I have heard that in Barcelona, before the Spanish Civil War wherein the communists and fascists alike killed the anarchists, people were able to look each other in the eye and live with a sense of great equality, greeting each other as Comrade regardless of profession. And indeed in this space we all introduced ourselves with little aplomb. My fellow workers were the best-read group of people I have ever met (bearing in mind that I went to grad school in English, that is saying quite a bit), all knowledgable in some dimension or another of the situation of working people.
For security reasons, I'm not going to go into specific tales online. I learned a lot about IWW culture and process, all of which would pretty boring to non-Wobblies among my readers, and reduntant to Wobblies. But I have decided on a few ways that my life needs to change as a result of this camp.
First of all, I need to pay less attention to the news. I've been a very well-informed citizen indeed for the past few years (what with my two hours a day of NPR), and resultantly depressed and despairing. During the past week I had very limited news access, and I was happy and productive. The actions of the capitalist state are always going to be against the working people unless we apply massive amounts of pressure. The laws in Kansas are horrible, discriminatory, infuriating, and compel good people to do deeply immoral things. But that is always the status of law imposed by a state for the good of the bosses. Most important liberation must be done by ordinary citizens, anyway, and we can never depend on law or justice in the capitalist legal system to fight discrimination--that must be done on the ground. Laws on the topic are nearly irrelevant. If a community wants to work against the various supremacies that divide us, it will do that work regardless of laws uphold them. If a community remains mired in those supremacies, no law can compel it to embrace our common humanity. So I am going to practice ignoring the abominable legislative attempts to justify oppression, and focus on the work I can do against it.

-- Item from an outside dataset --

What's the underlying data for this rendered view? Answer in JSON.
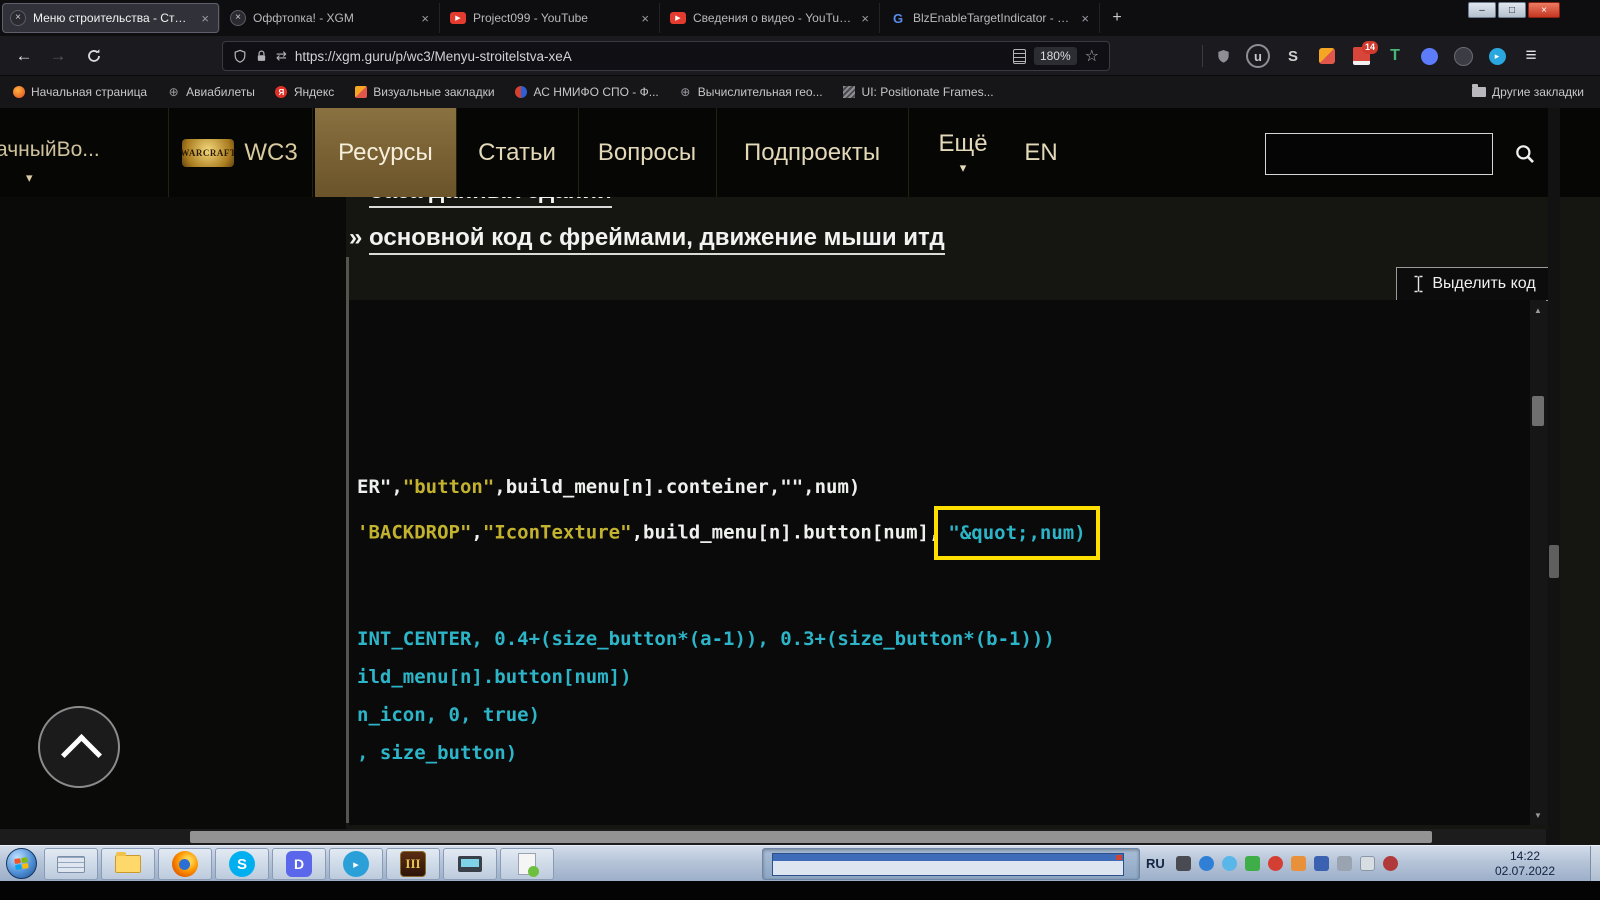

Secondly, I want to camp more! I proved to myself that I don't have to be inside and recently showered at all times, and that I can set up a tent (although not keep it sitting on the ground and relatively dry--that lesson must come later) and sleep on the ground. There's a certain freedom from possessions and acceptance of nature's commonality in camping and I want to practice those acts more often.